of the league table of Asian nations, not just in terms of per capita
GDP, but also in terms of most educational and demographic indicators.
Not surprisingly, given the presence of Professor Ronald Findlay on the
panel, the "absurd overvaluation of the kyat" and the autarkic trade
regime come in for particular criticism. Sadly by the end of the 1990s,
the only part of the Burmese export economy which was flourishing was
the large (but of course unquantified) drug trade. As is pointed out in
Chapter 7, were it not for the drug economy, the black market rate of
the kyat would have been even more out of line with the official rate
than is in fact the case.|
But the book is not just a catalogue of policy failures, comprehensive though they have been. The authors have taken the sub-title of the volume to heart and each chapter contains not just an account of developments since 1960 but also a set of policy prescriptions. By and large these are based on the lessons offered by the more successful Asian economies since 1950. In Chapter 12, the authors stress the importance of restoring macroeconomic stability, of allowing market institutions to develop, and of introducing a more business-friendly regulatory environment in order to encourage both domestic and foreign investment. The importance of improving infrastructure, education and health facilities and of encouraging a free and open intellectual environment is also emphasised. While there may not be complete agreement about the reforms which the authors prescribe (this reviewer for example would question whether a currency board would be appropriate for Burma at its current stage of development), the overall thrust of the strategy envisaged by the authors is surely in the right direction.
Review by Philip Plumb:
This is a welcome reissue of a book which did not get the attention it deserved when first published; yet Epilogue in Burma 1945-48 contains an important analysis of the British Army's vital role in the days following the Japanese surrender. In particular it shows how near Britain was to having its own Vietnam catastrophe and how this was averted by the political wisdom and key military appreciation of Lt-General Sir Harold Briggs, last General Officer Commanding, Burma Command.

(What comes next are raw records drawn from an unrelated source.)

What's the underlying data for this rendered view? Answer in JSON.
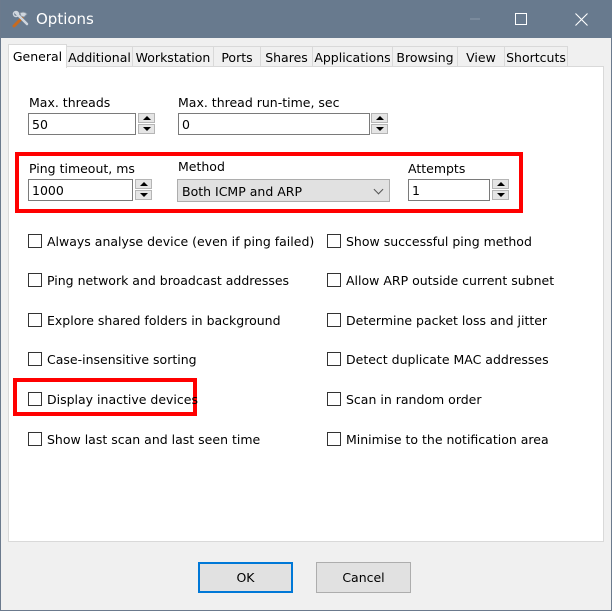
{
  "window": {
    "title": "Options",
    "app_icon": "tools-icon",
    "controls": {
      "minimize": "minimize-icon",
      "maximize": "maximize-icon",
      "close": "close-icon"
    }
  },
  "tabs": [
    {
      "label": "General",
      "active": true
    },
    {
      "label": "Additional",
      "active": false
    },
    {
      "label": "Workstation",
      "active": false
    },
    {
      "label": "Ports",
      "active": false
    },
    {
      "label": "Shares",
      "active": false
    },
    {
      "label": "Applications",
      "active": false
    },
    {
      "label": "Browsing",
      "active": false
    },
    {
      "label": "View",
      "active": false
    },
    {
      "label": "Shortcuts",
      "active": false
    }
  ],
  "general": {
    "max_threads": {
      "label": "Max. threads",
      "value": "50"
    },
    "max_thread_runtime": {
      "label": "Max. thread run-time, sec",
      "value": "0"
    },
    "ping_timeout": {
      "label": "Ping timeout, ms",
      "value": "1000"
    },
    "method": {
      "label": "Method",
      "value": "Both ICMP and ARP"
    },
    "attempts": {
      "label": "Attempts",
      "value": "1"
    },
    "left_options": [
      {
        "label": "Always analyse device (even if ping failed)",
        "checked": false
      },
      {
        "label": "Ping network and broadcast addresses",
        "checked": false
      },
      {
        "label": "Explore shared folders in background",
        "checked": false
      },
      {
        "label": "Case-insensitive sorting",
        "checked": false
      },
      {
        "label": "Display inactive devices",
        "checked": false
      },
      {
        "label": "Show last scan and last seen time",
        "checked": false
      }
    ],
    "right_options": [
      {
        "label": "Show successful ping method",
        "checked": false
      },
      {
        "label": "Allow ARP outside current subnet",
        "checked": false
      },
      {
        "label": "Determine packet loss and jitter",
        "checked": false
      },
      {
        "label": "Detect duplicate MAC addresses",
        "checked": false
      },
      {
        "label": "Scan in random order",
        "checked": false
      },
      {
        "label": "Minimise to the notification area",
        "checked": false
      }
    ]
  },
  "buttons": {
    "ok": "OK",
    "cancel": "Cancel"
  },
  "highlight_color": "#ff0000",
  "accent_color": "#0078d7"
}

Epilogue in Burma 1945-48:
The military dimension of British withdrawal
by John McEnery
Published by White Lotus,
Soft back, £15.00

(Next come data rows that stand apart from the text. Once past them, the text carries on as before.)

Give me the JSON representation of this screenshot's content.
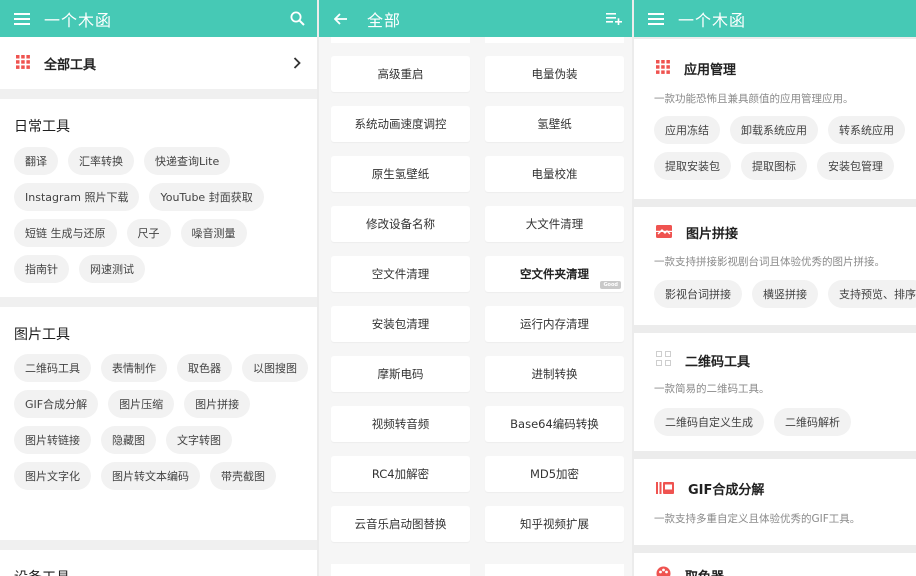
{
  "theme": {
    "primary": "#46c9b5",
    "chip_bg": "#f2f2f2",
    "icon_red": "#ef5350"
  },
  "panel1": {
    "appbar": {
      "title": "一个木函",
      "menu_icon": "menu-icon",
      "search_icon": "search-icon"
    },
    "all_tools": {
      "label": "全部工具",
      "icon": "grid-icon",
      "chevron": "chevron-right-icon"
    },
    "sections": [
      {
        "title": "日常工具",
        "chips": [
          "翻译",
          "汇率转换",
          "快递查询Lite",
          "Instagram 照片下载",
          "YouTube 封面获取",
          "短链 生成与还原",
          "尺子",
          "噪音测量",
          "指南针",
          "网速测试"
        ]
      },
      {
        "title": "图片工具",
        "chips": [
          "二维码工具",
          "表情制作",
          "取色器",
          "以图搜图",
          "GIF合成分解",
          "图片压缩",
          "图片拼接",
          "图片转链接",
          "隐藏图",
          "文字转图",
          "图片文字化",
          "图片转文本编码",
          "带壳截图"
        ]
      },
      {
        "title": "设备工具",
        "chips": []
      }
    ]
  },
  "panel2": {
    "appbar": {
      "title": "全部",
      "back_icon": "arrow-left-icon",
      "sort_icon": "playlist-add-icon"
    },
    "tiles": [
      {
        "label": "高级重启"
      },
      {
        "label": "电量伪装"
      },
      {
        "label": "系统动画速度调控"
      },
      {
        "label": "氢壁纸"
      },
      {
        "label": "原生氢壁纸"
      },
      {
        "label": "电量校准"
      },
      {
        "label": "修改设备名称"
      },
      {
        "label": "大文件清理"
      },
      {
        "label": "空文件清理"
      },
      {
        "label": "空文件夹清理",
        "tag": "Good"
      },
      {
        "label": "安装包清理"
      },
      {
        "label": "运行内存清理"
      },
      {
        "label": "摩斯电码"
      },
      {
        "label": "进制转换"
      },
      {
        "label": "视频转音频"
      },
      {
        "label": "Base64编码转换"
      },
      {
        "label": "RC4加解密"
      },
      {
        "label": "MD5加密"
      },
      {
        "label": "云音乐启动图替换"
      },
      {
        "label": "知乎视频扩展"
      }
    ]
  },
  "panel3": {
    "appbar": {
      "title": "一个木函",
      "menu_icon": "menu-icon"
    },
    "cards": [
      {
        "name": "应用管理",
        "icon": "apps-grid-icon",
        "desc": "一款功能恐怖且兼具颜值的应用管理应用。",
        "chips": [
          "应用冻结",
          "卸载系统应用",
          "转系统应用"
        ],
        "chips2": [
          "提取安装包",
          "提取图标",
          "安装包管理"
        ]
      },
      {
        "name": "图片拼接",
        "icon": "image-collage-icon",
        "desc": "一款支持拼接影视剧台词且体验优秀的图片拼接。",
        "chips": [
          "影视台词拼接",
          "横竖拼接",
          "支持预览、排序"
        ],
        "chips2": []
      },
      {
        "name": "二维码工具",
        "icon": "qr-code-icon",
        "desc": "一款简易的二维码工具。",
        "chips": [
          "二维码自定义生成",
          "二维码解析"
        ],
        "chips2": []
      },
      {
        "name": "GIF合成分解",
        "icon": "gif-icon",
        "desc": "一款支持多重自定义且体验优秀的GIF工具。",
        "chips": [],
        "chips2": []
      },
      {
        "name": "取色器",
        "icon": "palette-icon",
        "desc": "",
        "chips": [],
        "chips2": []
      }
    ]
  }
}
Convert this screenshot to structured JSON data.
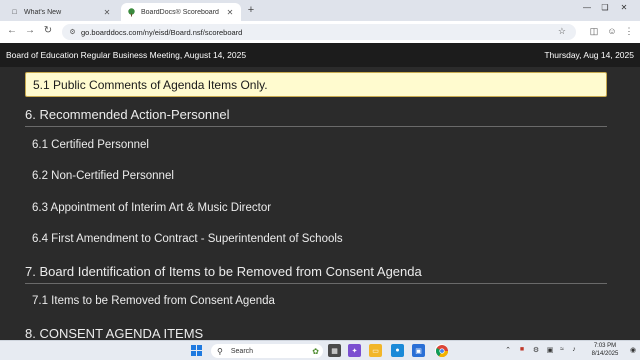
{
  "browser": {
    "tabs": [
      {
        "title": "What's New",
        "active": false
      },
      {
        "title": "BoardDocs® Scoreboard",
        "active": true
      }
    ],
    "url": "go.boarddocs.com/ny/eisd/Board.nsf/scoreboard"
  },
  "meeting": {
    "title": "Board of Education Regular Business Meeting, August 14, 2025",
    "date": "Thursday, Aug 14, 2025"
  },
  "current_item": "5.1 Public Comments of Agenda Items Only.",
  "agenda": [
    {
      "label": "6. Recommended Action-Personnel",
      "level": "section"
    },
    {
      "label": "6.1 Certified Personnel",
      "level": "sub"
    },
    {
      "label": "6.2 Non-Certified Personnel",
      "level": "sub"
    },
    {
      "label": "6.3 Appointment of Interim Art & Music Director",
      "level": "sub"
    },
    {
      "label": "6.4 First Amendment to Contract - Superintendent of Schools",
      "level": "sub"
    },
    {
      "label": "7. Board Identification of Items to be Removed from Consent Agenda",
      "level": "section"
    },
    {
      "label": "7.1 Items to be Removed from Consent Agenda",
      "level": "sub"
    },
    {
      "label": "8. CONSENT AGENDA ITEMS",
      "level": "section"
    }
  ],
  "taskbar": {
    "search_placeholder": "Search",
    "time": "7:03 PM",
    "date": "8/14/2025"
  },
  "colors": {
    "page_bg": "#2b2b2b",
    "header_bg": "#1c1c1c",
    "highlight_bg": "#fffbcf",
    "highlight_border": "#c7a94f"
  }
}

from John McEnery
37 Leinster Ave
London SW14 7JW
MEMBERS' DISCOUNT PRICE: £12.95
While giving due credit to the work of Professor Hugh Tinker, editor of the official history of constitutional relations between Britain and Burma, John McEnery takes issue with its title, Burma: The Struggle for Independence, 1944-48 on the ground that the only real argument was about the pace of change; the Burmans were pushing at a door which was ajar.

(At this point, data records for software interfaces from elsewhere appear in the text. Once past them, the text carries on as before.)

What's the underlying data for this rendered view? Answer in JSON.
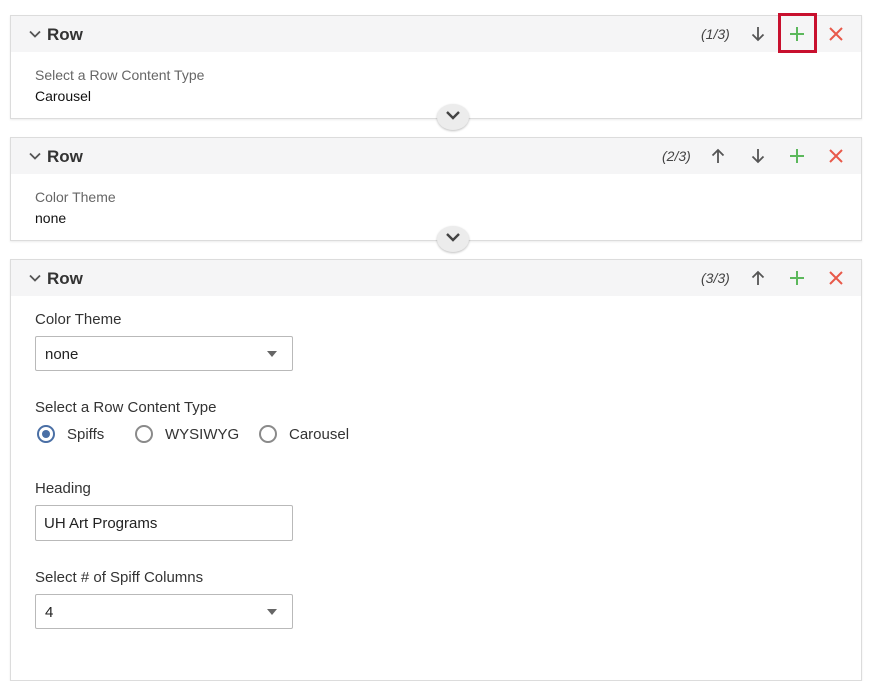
{
  "rows": [
    {
      "title": "Row",
      "counter": "(1/3)",
      "summary_label": "Select a Row Content Type",
      "summary_value": "Carousel"
    },
    {
      "title": "Row",
      "counter": "(2/3)",
      "summary_label": "Color Theme",
      "summary_value": "none"
    },
    {
      "title": "Row",
      "counter": "(3/3)",
      "color_theme": {
        "label": "Color Theme",
        "value": "none"
      },
      "content_type": {
        "label": "Select a Row Content Type",
        "options": [
          "Spiffs",
          "WYSIWYG",
          "Carousel"
        ],
        "selected": "Spiffs"
      },
      "heading": {
        "label": "Heading",
        "value": "UH Art Programs"
      },
      "spiff_columns": {
        "label": "Select # of Spiff Columns",
        "value": "4"
      }
    }
  ],
  "colors": {
    "add": "#5cb85c",
    "remove": "#e8594a",
    "highlight": "#c8102e",
    "radio_checked": "#4a6fa5"
  }
}
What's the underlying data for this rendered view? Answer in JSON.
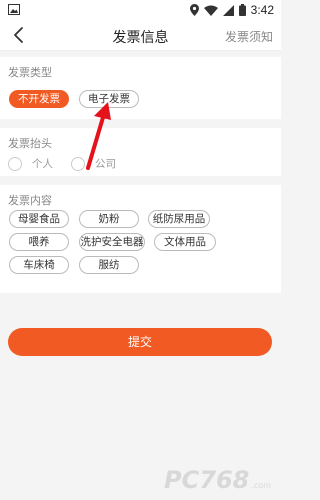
{
  "status_bar": {
    "time": "3:42"
  },
  "app_bar": {
    "title": "发票信息",
    "help": "发票须知"
  },
  "invoice_type": {
    "title": "发票类型",
    "options": [
      "不开发票",
      "电子发票"
    ],
    "selected": "不开发票"
  },
  "invoice_header": {
    "title": "发票抬头",
    "options": [
      "个人",
      "公司"
    ]
  },
  "invoice_content": {
    "title": "发票内容",
    "items": [
      "母婴食品",
      "奶粉",
      "纸防尿用品",
      "喂养",
      "洗护安全电器",
      "文体用品",
      "车床椅",
      "服纺"
    ]
  },
  "submit_label": "提交",
  "watermark": {
    "text": "PC768",
    "suffix": ".com"
  },
  "colors": {
    "accent": "#f15a22",
    "annotation_arrow": "#e5121b"
  }
}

By using primary Army sources: files, war diaries and quarterly historical reports, ignored by the official history, this book shows that General Briggs, on 13th December, 1946, apparently with the agreement of General Stopford, commander-in-chief South East Asia Land Forces, forced the hand of a Burma Office out of touch with realities by deliberately giving a gross underestimate of the military forces available to him. The British Government had to take a crucial decision on how to react to an ultimatum that had been presented by Aung San on 13th November, 1946: that Britain must announce by 31st January, 1947 that Burma would be free with a year. We now know that if the British Government had resisted, there would have been a bloodbath with many British officers and officials killed by those Burmese people with whom they were working towards a viable future for Burma.
Inevitably, as the years pass books about the Second World War are written by historians who are too young to have participated. John McEnery, however, was there in Burma. In April 1946 he was posted to HQ Burma Command, in Rangoon, and became a Staff Captain in A Branch. During this period I also had the pleasure of being in RA Mess, HQ Burma Command, where John was living, and I can vouch for the authenticity of a particularly valuable aspect of the book: the accounts of what it was like to be a part of a great Army, unwanted by many, but not all, of the people whose country we were helping to achieve an independence which turned out, in the end, to be illusory.